One of the most notable areas the eye gravitates to when observing a first quarter moon is the half circle of mountains in the northern hemisphere (which will look like it’s at the bottom of the moon through a telescope’s inverted view). The northern line of mountains is named Montes Alpes, the one on the side that leads away toward two larger craters is Montes Caucasus and the lower ridge is Montes Apenninus. These mountain ranges are all named after Read the rest of this post …
I write about all the good stargazing events that can be seen each month, but for a variety of reasons there are many of them I never get to see myself. But as far as predawn observing events are concerned, there is really just one reason I don’t see them: I like my sleep.
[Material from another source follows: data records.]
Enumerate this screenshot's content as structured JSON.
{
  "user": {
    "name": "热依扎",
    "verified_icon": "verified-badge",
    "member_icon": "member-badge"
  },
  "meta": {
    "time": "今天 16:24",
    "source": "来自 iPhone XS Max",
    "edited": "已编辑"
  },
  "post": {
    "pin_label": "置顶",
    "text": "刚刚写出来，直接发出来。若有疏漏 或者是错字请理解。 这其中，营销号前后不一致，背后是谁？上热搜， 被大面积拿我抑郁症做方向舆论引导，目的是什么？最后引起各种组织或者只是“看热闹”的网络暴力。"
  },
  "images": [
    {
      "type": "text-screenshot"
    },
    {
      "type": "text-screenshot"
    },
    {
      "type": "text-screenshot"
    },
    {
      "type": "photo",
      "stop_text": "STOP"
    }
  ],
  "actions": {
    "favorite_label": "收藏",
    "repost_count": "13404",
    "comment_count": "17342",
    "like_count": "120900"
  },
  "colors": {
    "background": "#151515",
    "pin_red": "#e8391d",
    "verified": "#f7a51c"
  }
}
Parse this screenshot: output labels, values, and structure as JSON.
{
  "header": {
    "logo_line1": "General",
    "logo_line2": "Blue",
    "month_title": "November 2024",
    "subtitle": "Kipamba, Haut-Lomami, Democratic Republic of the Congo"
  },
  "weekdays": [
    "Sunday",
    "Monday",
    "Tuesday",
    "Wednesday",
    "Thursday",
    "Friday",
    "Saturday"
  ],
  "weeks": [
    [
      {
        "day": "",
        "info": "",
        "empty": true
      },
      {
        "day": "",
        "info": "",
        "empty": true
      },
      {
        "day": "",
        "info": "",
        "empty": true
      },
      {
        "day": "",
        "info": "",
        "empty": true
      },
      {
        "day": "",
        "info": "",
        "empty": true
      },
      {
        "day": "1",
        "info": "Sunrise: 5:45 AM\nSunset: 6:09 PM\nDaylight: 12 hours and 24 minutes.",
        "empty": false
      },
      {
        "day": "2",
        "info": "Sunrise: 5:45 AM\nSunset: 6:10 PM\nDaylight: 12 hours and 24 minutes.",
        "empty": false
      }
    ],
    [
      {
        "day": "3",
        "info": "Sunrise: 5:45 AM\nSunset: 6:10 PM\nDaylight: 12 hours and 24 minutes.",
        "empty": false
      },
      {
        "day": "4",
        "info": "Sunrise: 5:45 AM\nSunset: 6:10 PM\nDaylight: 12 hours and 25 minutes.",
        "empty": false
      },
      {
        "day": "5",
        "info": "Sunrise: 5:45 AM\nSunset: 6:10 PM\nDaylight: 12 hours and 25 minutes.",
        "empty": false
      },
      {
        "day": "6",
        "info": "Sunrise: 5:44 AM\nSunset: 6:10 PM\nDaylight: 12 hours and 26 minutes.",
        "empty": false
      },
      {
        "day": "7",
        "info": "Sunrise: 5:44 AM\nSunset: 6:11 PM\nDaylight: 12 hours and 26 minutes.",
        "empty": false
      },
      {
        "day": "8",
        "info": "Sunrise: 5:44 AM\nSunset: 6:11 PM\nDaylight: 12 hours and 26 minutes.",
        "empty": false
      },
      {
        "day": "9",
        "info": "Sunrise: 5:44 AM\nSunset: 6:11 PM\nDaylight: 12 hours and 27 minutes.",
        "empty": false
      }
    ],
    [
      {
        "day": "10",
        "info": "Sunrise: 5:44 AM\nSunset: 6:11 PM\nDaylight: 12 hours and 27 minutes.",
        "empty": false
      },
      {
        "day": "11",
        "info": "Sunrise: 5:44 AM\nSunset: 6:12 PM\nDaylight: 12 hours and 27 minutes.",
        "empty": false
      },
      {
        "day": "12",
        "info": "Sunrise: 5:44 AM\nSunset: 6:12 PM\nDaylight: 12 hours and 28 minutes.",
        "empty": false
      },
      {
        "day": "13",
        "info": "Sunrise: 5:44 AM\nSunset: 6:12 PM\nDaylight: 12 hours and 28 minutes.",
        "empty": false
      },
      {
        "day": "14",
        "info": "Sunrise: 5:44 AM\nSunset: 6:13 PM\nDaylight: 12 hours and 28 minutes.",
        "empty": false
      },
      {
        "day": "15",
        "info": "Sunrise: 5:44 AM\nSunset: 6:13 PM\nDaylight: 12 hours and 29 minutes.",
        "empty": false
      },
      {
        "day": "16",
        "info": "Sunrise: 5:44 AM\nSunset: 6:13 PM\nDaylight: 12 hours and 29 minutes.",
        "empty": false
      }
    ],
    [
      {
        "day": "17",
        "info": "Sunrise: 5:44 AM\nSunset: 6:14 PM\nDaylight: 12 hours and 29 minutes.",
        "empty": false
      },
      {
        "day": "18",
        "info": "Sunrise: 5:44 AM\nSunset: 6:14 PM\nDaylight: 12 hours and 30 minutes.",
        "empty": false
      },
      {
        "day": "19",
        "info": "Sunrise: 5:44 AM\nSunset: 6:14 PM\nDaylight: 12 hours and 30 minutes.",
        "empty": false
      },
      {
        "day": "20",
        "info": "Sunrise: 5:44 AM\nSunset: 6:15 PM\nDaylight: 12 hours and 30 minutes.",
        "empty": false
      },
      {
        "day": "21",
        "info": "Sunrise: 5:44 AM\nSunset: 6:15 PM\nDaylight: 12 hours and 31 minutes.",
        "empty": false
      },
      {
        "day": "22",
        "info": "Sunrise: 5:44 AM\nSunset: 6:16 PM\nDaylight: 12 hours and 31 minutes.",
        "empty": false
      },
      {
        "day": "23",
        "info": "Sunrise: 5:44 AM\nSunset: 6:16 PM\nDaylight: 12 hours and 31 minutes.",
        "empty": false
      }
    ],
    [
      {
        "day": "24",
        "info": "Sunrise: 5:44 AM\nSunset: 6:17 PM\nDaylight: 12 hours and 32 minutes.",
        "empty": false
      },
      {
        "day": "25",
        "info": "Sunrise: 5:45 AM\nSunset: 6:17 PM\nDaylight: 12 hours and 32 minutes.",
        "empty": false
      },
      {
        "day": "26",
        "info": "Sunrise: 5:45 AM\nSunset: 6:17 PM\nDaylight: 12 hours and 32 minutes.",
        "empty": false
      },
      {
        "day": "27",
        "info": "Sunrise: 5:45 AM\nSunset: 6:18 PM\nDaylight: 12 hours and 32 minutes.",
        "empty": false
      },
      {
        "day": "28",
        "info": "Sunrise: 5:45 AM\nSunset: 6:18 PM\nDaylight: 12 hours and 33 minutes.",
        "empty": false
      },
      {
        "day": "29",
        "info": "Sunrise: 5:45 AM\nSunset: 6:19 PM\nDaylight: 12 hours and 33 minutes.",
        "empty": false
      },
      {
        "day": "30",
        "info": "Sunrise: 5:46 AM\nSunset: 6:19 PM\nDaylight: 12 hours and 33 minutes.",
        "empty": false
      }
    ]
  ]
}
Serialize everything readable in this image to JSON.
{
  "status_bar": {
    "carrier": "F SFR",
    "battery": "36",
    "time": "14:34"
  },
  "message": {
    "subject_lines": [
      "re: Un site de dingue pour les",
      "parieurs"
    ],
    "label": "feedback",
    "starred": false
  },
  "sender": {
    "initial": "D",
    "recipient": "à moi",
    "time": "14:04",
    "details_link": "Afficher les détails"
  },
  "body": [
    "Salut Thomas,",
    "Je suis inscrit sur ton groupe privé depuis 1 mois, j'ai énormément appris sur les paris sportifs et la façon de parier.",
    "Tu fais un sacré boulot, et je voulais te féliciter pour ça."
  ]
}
I am not a morning person, and while I have, on occasion, woken in the middle of the night to look for meteor showers, by and large I find that my sleep and mental health the next day are more important.
But recently I was able to catch an absolutely gorgeous early morning conjunction through no planning of my own. About a week ago, I came home from some activity or other to find my cat sitting in front of the stove and staring very intently underneath it. I knew at that point that Read the rest of this post …
One of my favorite things about astronomy is the wonderful names given to stars hundreds of years ago. Some of the stars have beautiful or bizarre names, some of the names have entertaining meanings, and some are informative.
My daughter’s middle name is Bellatrix, which is a shoulder star in Orion and means “female warrior”. I had the name picked before I read the Harry Potter book in which Bellatrix is introduced as an evil witch. We also use the original astronomical pronunciation of the name, buh-LAY-trix; although since the Harry Potter novels, everyone, readers and astronomers alike, have begun calling it BELL-a-trix. This is similar to when the movie Beetlejuice came out and made everyone pronounce the star name Betelgeuse incorrectly. The astronomical pronunciation is BET-el-jews (short e in BET).
Two stars in the constellation Libra the Scales with both bizarre and enchanting names are Zubenelgenubi (the southern claw) and Zubeneschamali (the northern claw). You wouldn’t think that two stars in a constellation named after scales would be named for claws, and that’s because Read the rest of this post …